Having helped nearly 500 companies with their HR and performance management, employee feedback specialists Silicon Valley firm Reflektive needed a visual identity to reflect the services and ambition behind the company. Their previous logo relied on iconography that suggested a one-way communication flow of forms and sheets, whereas increasingly the organisation was stressing the key to their services and products was the relationship between employee and management. 

Eschewing the services of a brand consultancy, Reflektive chose to make the brand journey an internal one, and developed ‘the Duo’, a logo designed to reflect the alignment of the manager-employee relationship and alluding to the value of people. The logo sits aside the word mark, and as Dani Fankhauser, Reflektive’s head of content, comments, “The three key traits that we hope to convey [with this design] are employee growth, employee-manager alignment, and connection.
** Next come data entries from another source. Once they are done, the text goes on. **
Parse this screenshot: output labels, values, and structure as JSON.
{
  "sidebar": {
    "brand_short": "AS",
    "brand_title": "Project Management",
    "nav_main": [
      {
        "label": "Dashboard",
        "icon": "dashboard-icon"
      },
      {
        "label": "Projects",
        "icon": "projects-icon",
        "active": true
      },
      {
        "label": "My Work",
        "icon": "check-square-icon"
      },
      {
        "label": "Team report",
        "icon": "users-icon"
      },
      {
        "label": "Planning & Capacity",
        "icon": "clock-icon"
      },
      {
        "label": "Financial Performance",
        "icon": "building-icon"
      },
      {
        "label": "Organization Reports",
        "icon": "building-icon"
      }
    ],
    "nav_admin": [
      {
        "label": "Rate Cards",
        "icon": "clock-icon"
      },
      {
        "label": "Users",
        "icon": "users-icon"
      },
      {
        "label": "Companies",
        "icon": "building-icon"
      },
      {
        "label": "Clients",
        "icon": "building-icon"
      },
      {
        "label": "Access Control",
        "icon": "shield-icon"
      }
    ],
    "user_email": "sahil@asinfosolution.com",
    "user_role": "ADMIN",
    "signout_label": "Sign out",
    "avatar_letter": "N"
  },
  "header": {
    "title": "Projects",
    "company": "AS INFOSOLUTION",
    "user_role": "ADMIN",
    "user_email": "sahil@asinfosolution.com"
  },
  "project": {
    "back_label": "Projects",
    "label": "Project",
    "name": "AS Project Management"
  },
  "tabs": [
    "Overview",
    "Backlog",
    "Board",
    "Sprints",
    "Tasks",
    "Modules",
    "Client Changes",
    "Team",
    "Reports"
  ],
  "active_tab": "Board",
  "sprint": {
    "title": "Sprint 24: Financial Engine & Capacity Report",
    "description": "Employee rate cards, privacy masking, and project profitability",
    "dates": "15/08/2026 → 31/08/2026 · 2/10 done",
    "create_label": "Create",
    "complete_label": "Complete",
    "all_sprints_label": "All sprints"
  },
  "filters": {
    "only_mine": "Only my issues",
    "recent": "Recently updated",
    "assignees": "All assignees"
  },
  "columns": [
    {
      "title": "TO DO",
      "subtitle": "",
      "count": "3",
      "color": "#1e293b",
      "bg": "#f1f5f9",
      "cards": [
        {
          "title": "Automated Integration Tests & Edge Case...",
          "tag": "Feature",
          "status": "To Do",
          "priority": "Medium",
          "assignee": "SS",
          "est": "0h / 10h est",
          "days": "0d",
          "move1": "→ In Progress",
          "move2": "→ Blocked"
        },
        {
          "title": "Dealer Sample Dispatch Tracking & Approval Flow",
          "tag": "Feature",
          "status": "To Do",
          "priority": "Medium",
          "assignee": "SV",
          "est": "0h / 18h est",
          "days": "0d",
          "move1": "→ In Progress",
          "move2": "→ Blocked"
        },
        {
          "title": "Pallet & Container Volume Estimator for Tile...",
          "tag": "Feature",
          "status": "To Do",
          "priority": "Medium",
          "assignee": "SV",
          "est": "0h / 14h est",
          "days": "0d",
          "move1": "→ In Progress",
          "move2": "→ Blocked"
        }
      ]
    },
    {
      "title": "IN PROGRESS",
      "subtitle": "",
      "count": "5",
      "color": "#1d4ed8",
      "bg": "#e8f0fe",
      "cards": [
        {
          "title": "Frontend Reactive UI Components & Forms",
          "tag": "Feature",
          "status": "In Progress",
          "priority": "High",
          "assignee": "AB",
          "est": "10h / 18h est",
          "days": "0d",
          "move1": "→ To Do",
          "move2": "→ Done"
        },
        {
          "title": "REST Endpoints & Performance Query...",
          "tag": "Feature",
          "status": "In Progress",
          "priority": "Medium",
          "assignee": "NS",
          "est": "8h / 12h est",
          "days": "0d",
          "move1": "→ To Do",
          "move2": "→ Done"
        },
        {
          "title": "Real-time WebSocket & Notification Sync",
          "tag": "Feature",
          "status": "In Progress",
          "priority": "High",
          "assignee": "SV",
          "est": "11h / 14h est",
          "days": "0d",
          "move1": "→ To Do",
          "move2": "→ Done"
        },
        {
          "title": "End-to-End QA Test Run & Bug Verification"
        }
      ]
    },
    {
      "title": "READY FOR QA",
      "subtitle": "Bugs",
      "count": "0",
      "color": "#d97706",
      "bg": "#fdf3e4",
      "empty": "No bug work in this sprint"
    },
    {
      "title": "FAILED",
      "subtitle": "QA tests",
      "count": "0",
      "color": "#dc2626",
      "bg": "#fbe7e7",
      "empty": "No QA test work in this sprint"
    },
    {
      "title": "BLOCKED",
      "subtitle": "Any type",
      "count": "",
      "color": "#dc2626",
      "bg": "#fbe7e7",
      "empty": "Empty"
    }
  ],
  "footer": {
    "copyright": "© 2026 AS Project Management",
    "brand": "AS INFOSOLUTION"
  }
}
Additionally, we chose a bold shade of blue to represent the innovation we are enabling in organizations.“